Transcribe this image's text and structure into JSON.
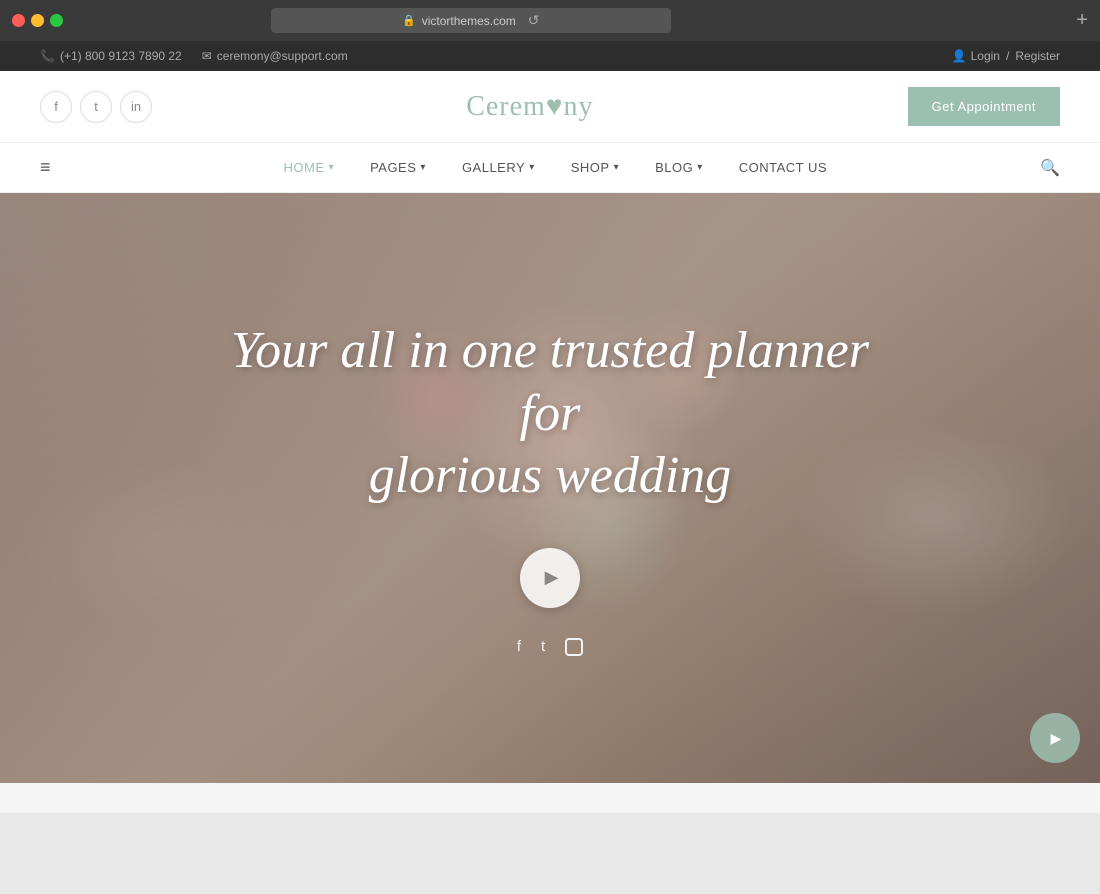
{
  "browser": {
    "url": "victorthemes.com",
    "new_tab_label": "+"
  },
  "topbar": {
    "phone": "(+1) 800 9123 7890 22",
    "email": "ceremony@support.com",
    "login": "Login",
    "separator": "/",
    "register": "Register"
  },
  "header": {
    "logo_text": "Cerem",
    "logo_heart": "♥",
    "logo_end": "ny",
    "cta_label": "Get Appointment",
    "social": {
      "facebook": "f",
      "twitter": "t",
      "linkedin": "in"
    }
  },
  "nav": {
    "hamburger": "≡",
    "items": [
      {
        "label": "HOME",
        "has_arrow": true,
        "active": true
      },
      {
        "label": "PAGES",
        "has_arrow": true,
        "active": false
      },
      {
        "label": "GALLERY",
        "has_arrow": true,
        "active": false
      },
      {
        "label": "SHOP",
        "has_arrow": true,
        "active": false
      },
      {
        "label": "BLOG",
        "has_arrow": true,
        "active": false
      },
      {
        "label": "CONTACT US",
        "has_arrow": false,
        "active": false
      }
    ],
    "search_icon": "🔍"
  },
  "hero": {
    "title_line1": "Your all in one trusted planner for",
    "title_line2": "glorious wedding",
    "play_icon": "▶",
    "social": {
      "facebook": "f",
      "twitter": "t",
      "instagram": "○"
    },
    "floating_play": "▶"
  }
}
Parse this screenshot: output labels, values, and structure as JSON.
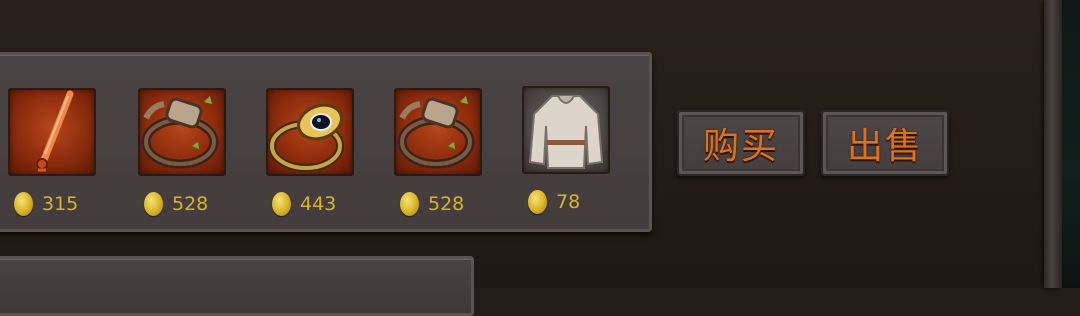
{
  "shop": {
    "items": [
      {
        "icon": "staff-icon",
        "price": "315"
      },
      {
        "icon": "bracelet-icon",
        "price": "528"
      },
      {
        "icon": "ring-icon",
        "price": "443"
      },
      {
        "icon": "bracelet-icon",
        "price": "528"
      },
      {
        "icon": "tunic-icon",
        "price": "78"
      }
    ],
    "buy_label": "购买",
    "sell_label": "出售"
  },
  "colors": {
    "price_text": "#d7b42a",
    "button_text": "#e0711b",
    "slot_bg": "#8a2a0c"
  }
}
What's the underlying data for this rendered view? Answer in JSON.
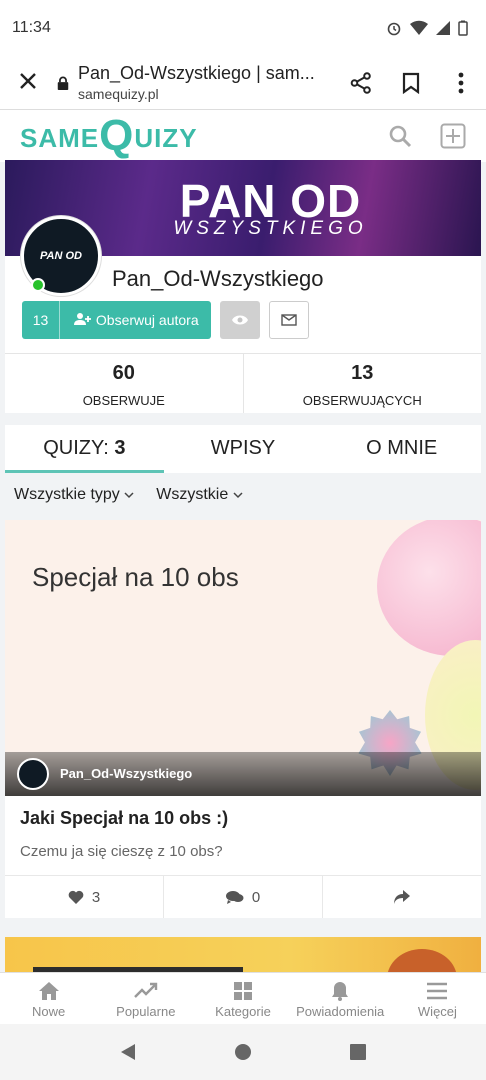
{
  "status_bar": {
    "time": "11:34"
  },
  "browser": {
    "page_title": "Pan_Od-Wszystkiego | sam...",
    "domain": "samequizy.pl"
  },
  "site": {
    "logo_same": "SAME",
    "logo_q": "Q",
    "logo_uizy": "UIZY"
  },
  "profile": {
    "banner_title": "PAN OD",
    "banner_subtitle": "WSZYSTKIEGO",
    "avatar_text": "PAN OD",
    "name": "Pan_Od-Wszystkiego",
    "follow_count": "13",
    "follow_label": "Obserwuj autora",
    "stats": [
      {
        "value": "60",
        "label": "OBSERWUJE"
      },
      {
        "value": "13",
        "label": "OBSERWUJĄCYCH"
      }
    ]
  },
  "tabs": {
    "quizy_label": "QUIZY:",
    "quizy_count": "3",
    "wpisy": "WPISY",
    "o_mnie": "O MNIE"
  },
  "filters": {
    "type": "Wszystkie typy",
    "all": "Wszystkie"
  },
  "quiz_card": {
    "thumb_text": "Specjał na 10 obs",
    "author": "Pan_Od-Wszystkiego",
    "title": "Jaki Specjał na 10 obs :)",
    "description": "Czemu ja się cieszę z 10 obs?",
    "likes": "3",
    "comments": "0"
  },
  "bottom_nav": [
    {
      "label": "Nowe"
    },
    {
      "label": "Popularne"
    },
    {
      "label": "Kategorie"
    },
    {
      "label": "Powiadomienia"
    },
    {
      "label": "Więcej"
    }
  ],
  "colors": {
    "accent": "#3cbba8",
    "online": "#27c22b"
  }
}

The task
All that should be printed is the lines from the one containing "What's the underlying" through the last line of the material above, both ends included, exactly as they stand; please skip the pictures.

Answer
What's the underlying data for this rendered view? Answer in JSON.
{
  "status_bar": {
    "time": "11:34"
  },
  "browser": {
    "page_title": "Pan_Od-Wszystkiego | sam...",
    "domain": "samequizy.pl"
  },
  "site": {
    "logo_same": "SAME",
    "logo_q": "Q",
    "logo_uizy": "UIZY"
  },
  "profile": {
    "banner_title": "PAN OD",
    "banner_subtitle": "WSZYSTKIEGO",
    "avatar_text": "PAN OD",
    "name": "Pan_Od-Wszystkiego",
    "follow_count": "13",
    "follow_label": "Obserwuj autora",
    "stats": [
      {
        "value": "60",
        "label": "OBSERWUJE"
      },
      {
        "value": "13",
        "label": "OBSERWUJĄCYCH"
      }
    ]
  },
  "tabs": {
    "quizy_label": "QUIZY:",
    "quizy_count": "3",
    "wpisy": "WPISY",
    "o_mnie": "O MNIE"
  },
  "filters": {
    "type": "Wszystkie typy",
    "all": "Wszystkie"
  },
  "quiz_card": {
    "thumb_text": "Specjał na 10 obs",
    "author": "Pan_Od-Wszystkiego",
    "title": "Jaki Specjał na 10 obs :)",
    "description": "Czemu ja się cieszę z 10 obs?",
    "likes": "3",
    "comments": "0"
  },
  "bottom_nav": [
    {
      "label": "Nowe"
    },
    {
      "label": "Popularne"
    },
    {
      "label": "Kategorie"
    },
    {
      "label": "Powiadomienia"
    },
    {
      "label": "Więcej"
    }
  ],
  "colors": {
    "accent": "#3cbba8",
    "online": "#27c22b"
  }
}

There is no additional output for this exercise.